- What the task asks
Skip the images and copy each record exactly as written.

Records from a collection
BEGIN

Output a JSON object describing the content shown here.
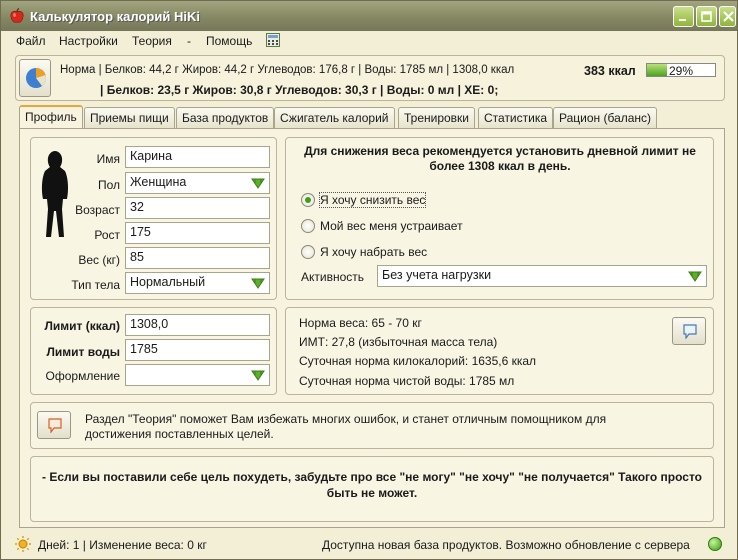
{
  "window": {
    "title": "Калькулятор калорий HiKi"
  },
  "menu": {
    "items": [
      "Файл",
      "Настройки",
      "Теория",
      "-",
      "Помощь"
    ],
    "icon": "calculator-icon"
  },
  "summary": {
    "line1": "Норма | Белков: 44,2 г Жиров: 44,2 г Углеводов: 176,8 г | Воды: 1785 мл | 1308,0 ккал",
    "line2": "| Белков: 23,5 г Жиров: 30,8 г Углеводов: 30,3 г | Воды: 0 мл | ХЕ: 0;",
    "kcal": "383 ккал",
    "percent_text": "29%",
    "percent_value": 29,
    "progress_color": "#4fa21e"
  },
  "tabs": [
    "Профиль",
    "Приемы пищи",
    "База продуктов",
    "Сжигатель калорий",
    "Тренировки",
    "Статистика",
    "Рацион (баланс)"
  ],
  "profile": {
    "name_label": "Имя",
    "name_value": "Карина",
    "sex_label": "Пол",
    "sex_value": "Женщина",
    "age_label": "Возраст",
    "age_value": "32",
    "height_label": "Рост",
    "height_value": "175",
    "weight_label": "Вес (кг)",
    "weight_value": "85",
    "body_label": "Тип тела",
    "body_value": "Нормальный"
  },
  "goal": {
    "recommendation": "Для снижения веса рекомендуется установить дневной лимит не более 1308 ккал в день.",
    "options": [
      "Я хочу снизить вес",
      "Мой вес меня устраивает",
      "Я хочу набрать вес"
    ],
    "selected_index": 0,
    "activity_label": "Активность",
    "activity_value": "Без учета нагрузки"
  },
  "limits": {
    "kcal_label": "Лимит (ккал)",
    "kcal_value": "1308,0",
    "water_label": "Лимит воды",
    "water_value": "1785",
    "style_label": "Оформление",
    "style_value": ""
  },
  "stats": {
    "norm_weight": "Норма веса: 65 - 70 кг",
    "bmi": "ИМТ: 27,8 (избыточная масса тела)",
    "kcal_norm": "Суточная норма килокалорий: 1635,6 ккал",
    "water_norm": "Суточная норма чистой воды: 1785 мл"
  },
  "theory_hint": "Раздел \"Теория\" поможет Вам избежать многих ошибок, и станет отличным помощником для достижения поставленных целей.",
  "motivation": "- Если вы поставили себе цель похудеть, забудьте про все \"не могу\" \"не хочу\" \"не получается\" Такого просто быть не может.",
  "status": {
    "days": "Дней: 1 | Изменение веса: 0 кг",
    "update": "Доступна новая база продуктов. Возможно обновление с сервера"
  }
}
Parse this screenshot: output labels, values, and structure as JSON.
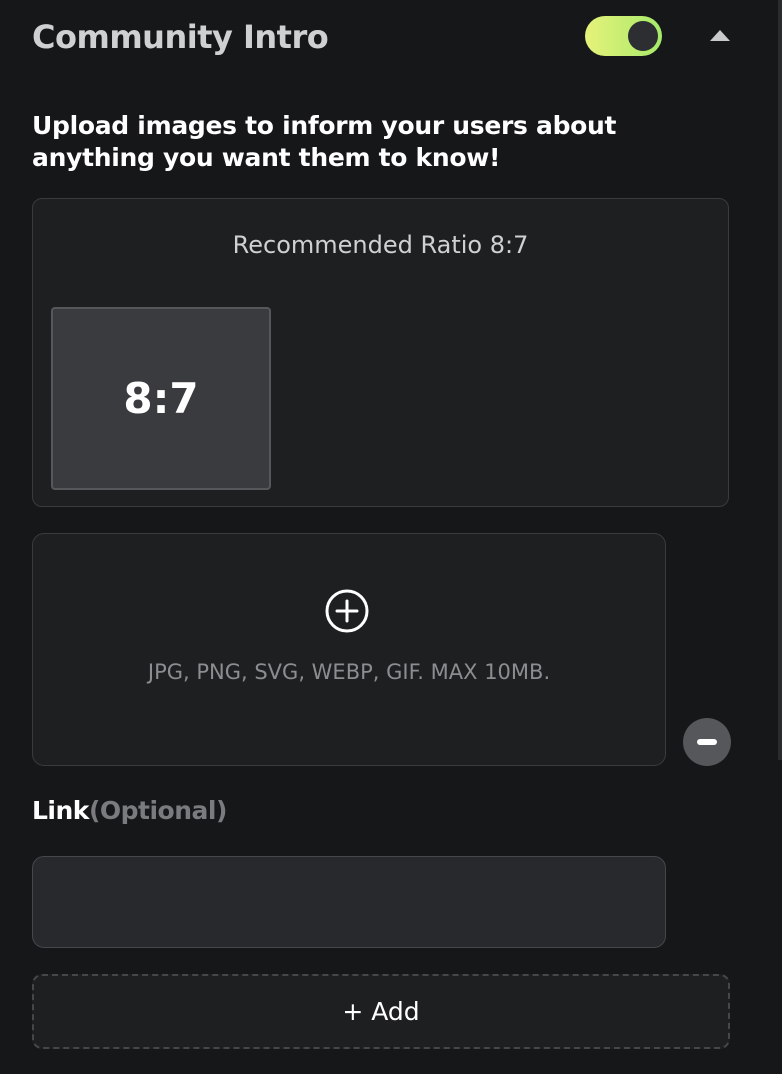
{
  "section": {
    "title": "Community Intro",
    "toggle_on": true,
    "collapse_icon": "caret-up-icon"
  },
  "description": "Upload images to inform your users about anything you want them to know!",
  "ratio": {
    "title": "Recommended Ratio 8:7",
    "sample_label": "8:7"
  },
  "upload": {
    "icon": "plus-circle-icon",
    "formats": "JPG, PNG, SVG, WEBP, GIF. MAX 10MB."
  },
  "remove_icon": "minus-circle-icon",
  "link": {
    "label": "Link",
    "optional": "(Optional)",
    "value": "",
    "placeholder": ""
  },
  "add_button": "+ Add",
  "colors": {
    "background": "#161719",
    "panel": "#1e1f21",
    "toggle_gradient_start": "#e7f27a",
    "toggle_gradient_end": "#a6ea6a"
  }
}
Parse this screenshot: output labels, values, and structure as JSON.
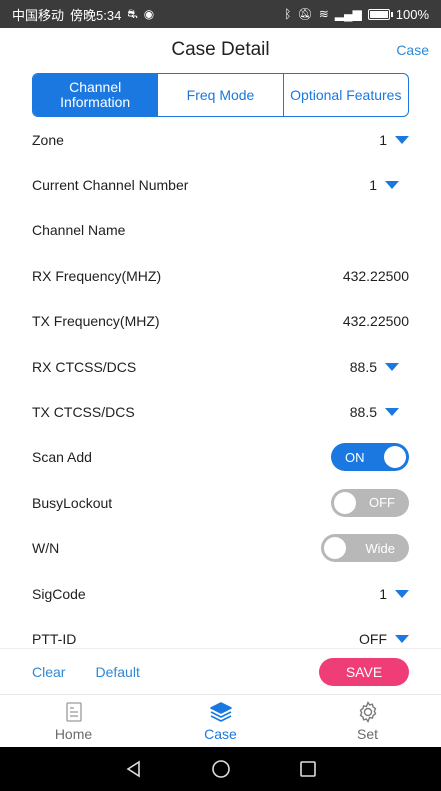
{
  "status_bar": {
    "carrier": "中国移动",
    "time": "傍晚5:34",
    "battery_label": "100%",
    "battery_level": 1.0
  },
  "header": {
    "title": "Case Detail",
    "right_link": "Case"
  },
  "tabs": [
    {
      "label": "Channel Information",
      "active": true
    },
    {
      "label": "Freq Mode",
      "active": false
    },
    {
      "label": "Optional Features",
      "active": false
    }
  ],
  "rows": {
    "zone": {
      "label": "Zone",
      "value": "1"
    },
    "current_channel": {
      "label": "Current Channel Number",
      "value": "1"
    },
    "channel_name": {
      "label": "Channel Name",
      "value": ""
    },
    "rx_freq": {
      "label": "RX Frequency(MHZ)",
      "value": "432.22500"
    },
    "tx_freq": {
      "label": "TX Frequency(MHZ)",
      "value": "432.22500"
    },
    "rx_ctcss": {
      "label": "RX CTCSS/DCS",
      "value": "88.5"
    },
    "tx_ctcss": {
      "label": "TX CTCSS/DCS",
      "value": "88.5"
    },
    "scan_add": {
      "label": "Scan Add",
      "state": "ON"
    },
    "busy_lockout": {
      "label": "BusyLockout",
      "state": "OFF"
    },
    "wn": {
      "label": "W/N",
      "state": "Wide"
    },
    "sigcode": {
      "label": "SigCode",
      "value": "1"
    },
    "ptt_id": {
      "label": "PTT-ID",
      "value": "OFF"
    }
  },
  "actions": {
    "clear": "Clear",
    "default": "Default",
    "save": "SAVE"
  },
  "bottom_nav": [
    {
      "label": "Home",
      "icon": "home-icon",
      "active": false
    },
    {
      "label": "Case",
      "icon": "layers-icon",
      "active": true
    },
    {
      "label": "Set",
      "icon": "gear-icon",
      "active": false
    }
  ],
  "colors": {
    "accent": "#1a78e0",
    "save": "#ef3d78",
    "toggle_off": "#b8b8b8"
  }
}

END

- Written response
Output a JSON object describing the content shown here.
{
  "window": {
    "title": "Калькулятор калорий HiKi"
  },
  "menu": {
    "items": [
      "Файл",
      "Настройки",
      "Теория",
      "-",
      "Помощь"
    ],
    "icon": "calculator-icon"
  },
  "summary": {
    "line1": "Норма | Белков: 44,2 г Жиров: 44,2 г Углеводов: 176,8 г | Воды: 1785 мл | 1308,0 ккал",
    "line2": "| Белков: 23,5 г Жиров: 30,8 г Углеводов: 30,3 г | Воды: 0 мл | ХЕ: 0;",
    "kcal": "383 ккал",
    "percent_text": "29%",
    "percent_value": 29,
    "progress_color": "#4fa21e"
  },
  "tabs": [
    "Профиль",
    "Приемы пищи",
    "База продуктов",
    "Сжигатель калорий",
    "Тренировки",
    "Статистика",
    "Рацион (баланс)"
  ],
  "profile": {
    "name_label": "Имя",
    "name_value": "Карина",
    "sex_label": "Пол",
    "sex_value": "Женщина",
    "age_label": "Возраст",
    "age_value": "32",
    "height_label": "Рост",
    "height_value": "175",
    "weight_label": "Вес (кг)",
    "weight_value": "85",
    "body_label": "Тип тела",
    "body_value": "Нормальный"
  },
  "goal": {
    "recommendation": "Для снижения веса рекомендуется установить дневной лимит не более 1308 ккал в день.",
    "options": [
      "Я хочу снизить вес",
      "Мой вес меня устраивает",
      "Я хочу набрать вес"
    ],
    "selected_index": 0,
    "activity_label": "Активность",
    "activity_value": "Без учета нагрузки"
  },
  "limits": {
    "kcal_label": "Лимит (ккал)",
    "kcal_value": "1308,0",
    "water_label": "Лимит воды",
    "water_value": "1785",
    "style_label": "Оформление",
    "style_value": ""
  },
  "stats": {
    "norm_weight": "Норма веса: 65 - 70 кг",
    "bmi": "ИМТ: 27,8 (избыточная масса тела)",
    "kcal_norm": "Суточная норма килокалорий: 1635,6 ккал",
    "water_norm": "Суточная норма чистой воды: 1785 мл"
  },
  "theory_hint": "Раздел \"Теория\" поможет Вам избежать многих ошибок, и станет отличным помощником для достижения поставленных целей.",
  "motivation": "- Если вы поставили себе цель похудеть, забудьте про все \"не могу\" \"не хочу\" \"не получается\" Такого просто быть не может.",
  "status": {
    "days": "Дней: 1 | Изменение веса: 0 кг",
    "update": "Доступна новая база продуктов. Возможно обновление с сервера"
  }
}
Parse this screenshot: output labels, values, and structure as JSON.
{
  "section": {
    "title": "Community Intro",
    "toggle_on": true,
    "collapse_icon": "caret-up-icon"
  },
  "description": "Upload images to inform your users about anything you want them to know!",
  "ratio": {
    "title": "Recommended Ratio 8:7",
    "sample_label": "8:7"
  },
  "upload": {
    "icon": "plus-circle-icon",
    "formats": "JPG, PNG, SVG, WEBP, GIF. MAX 10MB."
  },
  "remove_icon": "minus-circle-icon",
  "link": {
    "label": "Link",
    "optional": "(Optional)",
    "value": "",
    "placeholder": ""
  },
  "add_button": "+ Add",
  "colors": {
    "background": "#161719",
    "panel": "#1e1f21",
    "toggle_gradient_start": "#e7f27a",
    "toggle_gradient_end": "#a6ea6a"
  }
}
Parse this screenshot: output labels, values, and structure as JSON.
{
  "status_bar": {
    "carrier": "中国移动",
    "time": "傍晚5:34",
    "battery_label": "100%",
    "battery_level": 1.0
  },
  "header": {
    "title": "Case Detail",
    "right_link": "Case"
  },
  "tabs": [
    {
      "label": "Channel Information",
      "active": true
    },
    {
      "label": "Freq Mode",
      "active": false
    },
    {
      "label": "Optional Features",
      "active": false
    }
  ],
  "rows": {
    "zone": {
      "label": "Zone",
      "value": "1"
    },
    "current_channel": {
      "label": "Current Channel Number",
      "value": "1"
    },
    "channel_name": {
      "label": "Channel Name",
      "value": ""
    },
    "rx_freq": {
      "label": "RX Frequency(MHZ)",
      "value": "432.22500"
    },
    "tx_freq": {
      "label": "TX Frequency(MHZ)",
      "value": "432.22500"
    },
    "rx_ctcss": {
      "label": "RX CTCSS/DCS",
      "value": "88.5"
    },
    "tx_ctcss": {
      "label": "TX CTCSS/DCS",
      "value": "88.5"
    },
    "scan_add": {
      "label": "Scan Add",
      "state": "ON"
    },
    "busy_lockout": {
      "label": "BusyLockout",
      "state": "OFF"
    },
    "wn": {
      "label": "W/N",
      "state": "Wide"
    },
    "sigcode": {
      "label": "SigCode",
      "value": "1"
    },
    "ptt_id": {
      "label": "PTT-ID",
      "value": "OFF"
    }
  },
  "actions": {
    "clear": "Clear",
    "default": "Default",
    "save": "SAVE"
  },
  "bottom_nav": [
    {
      "label": "Home",
      "icon": "home-icon",
      "active": false
    },
    {
      "label": "Case",
      "icon": "layers-icon",
      "active": true
    },
    {
      "label": "Set",
      "icon": "gear-icon",
      "active": false
    }
  ],
  "colors": {
    "accent": "#1a78e0",
    "save": "#ef3d78",
    "toggle_off": "#b8b8b8"
  }
}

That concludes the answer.